“More recently in the last five years, especially, I see more and more of the Millennium crowd coming into the market and how they eat and how they think and how they approach food. I need and want to capture those young people and I want them to be really energized about both Oven Bird (Hasting’s second restaurant also in Pepper Place) and Hot and Hot.
“They’re not a make a reservation a month in advance for a special occasion type. They like to like to come in and have an experience, maybe a couple of courses, maybe a glass of wine or a cool cocktail and boom they’re off to the next thing.
I love that. I think that’s super cool,” Hastings says.
“Moving forward I don’t want to be perceived as just a special occasion restaurant. I want to be a neighborhood restaurant where you can come in and get food that is dynamic, always evolving and on the cutting edge of creativity and thought leadership in food.”
The lesson Chris and Idie Hastings learned from opening Oven Bird a few years ago was that the small plate format really works and they are transferring that knowledge to the new Hot and Hot.
“The small plate format gives young people chance to come in and sit at the bar or the chef’s counter and get a couple of $15 items, some wine, and feel like you’re in New York City, right? That’s important because we’re in a neighborhood now and there’s a lots and lots of young people all around here, and we want them to enjoy this restaurant today,” Hastings says.

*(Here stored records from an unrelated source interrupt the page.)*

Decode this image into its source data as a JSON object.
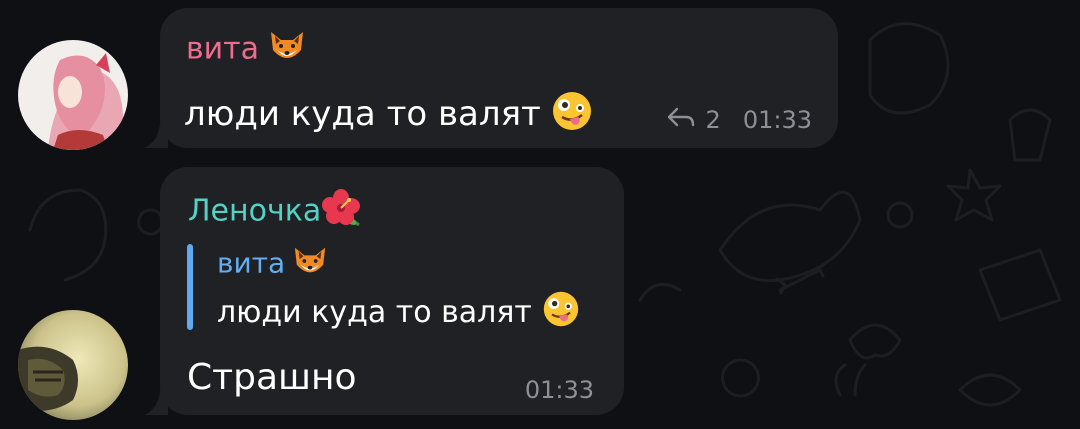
{
  "chat": {
    "messages": [
      {
        "sender": "вита",
        "sender_emoji": "fox-face",
        "text": "люди куда то валят",
        "text_emoji": "zany-face",
        "reply_count": "2",
        "time": "01:33"
      },
      {
        "sender": "Леночка",
        "sender_emoji": "hibiscus",
        "quote": {
          "sender": "вита",
          "sender_emoji": "fox-face",
          "text": "люди куда то валят",
          "text_emoji": "zany-face"
        },
        "text": "Страшно",
        "time": "01:33"
      }
    ]
  },
  "colors": {
    "background": "#0f1013",
    "bubble": "#202124",
    "sender1": "#ee6d8f",
    "sender2": "#52d3c6",
    "quote_accent": "#5ea9ef",
    "meta": "#8d9095"
  }
}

The new Hot and Hot is about 30 percent larger than the original location, going from 80 to 110 seats, plus the patio when the weather is nice. Hastings had the design of his new restaurant in his head from the time he looked at the space in the Martin Biscuit Building at Pepper Place. In his mind he saw a space that was clean, very modern and very functional, the kind of design that would bring calm and happiness to people who are in that space. “It had to be high energy, you know a place that sets design standards moving forward.”
The light streams through the huge windows in the new space. Highlights include the spacious chef’s counter and open kitchen. Exposed brick walls surround the seating. It features banquettes and tables accented with marble and hackberry wood locally sourced.
Multiple Alabama architects and interior design teams have collaborated on The new Hot and Hot Fish Club space was the work of multiple teams, including Liz Hand Woods Interiors, Rob Walker Architects, Alabama Sawyer Furniture, kitchen designers The Willingham Company and general contractor Rives Construction Company.
While the loss of their lease at the old space was not expected, it also was not out of the realm of possibilities. “We always kind of kept our ears and eyes to the to the future,” Hastings says.
“When the announcement came that we had to go, we paused for a nanosecond and then we said this is great opportunity.”
The opportunity was enhanced by the knowledge that with the new space would come a new generation. The Hasting’s eldest son oldest son, Zeb, will be Hot and Hot’s sous chef and his wife Molly Hastings, will work as manager of operations at the new space.
“I can’t think of a better way to celebrate 25 years in the restaurant business than being joined by Zeb and Molly as they learn the business, help redefine the restaurant and position themselves to serve the next generation of Hot and Hot and OvenBird guests,” said Idie Hastings in a news release about the re-opening. “We’re delighted to be working together as a family and appreciate that they love this business as much as Chris and I do,” says Idie Hastings.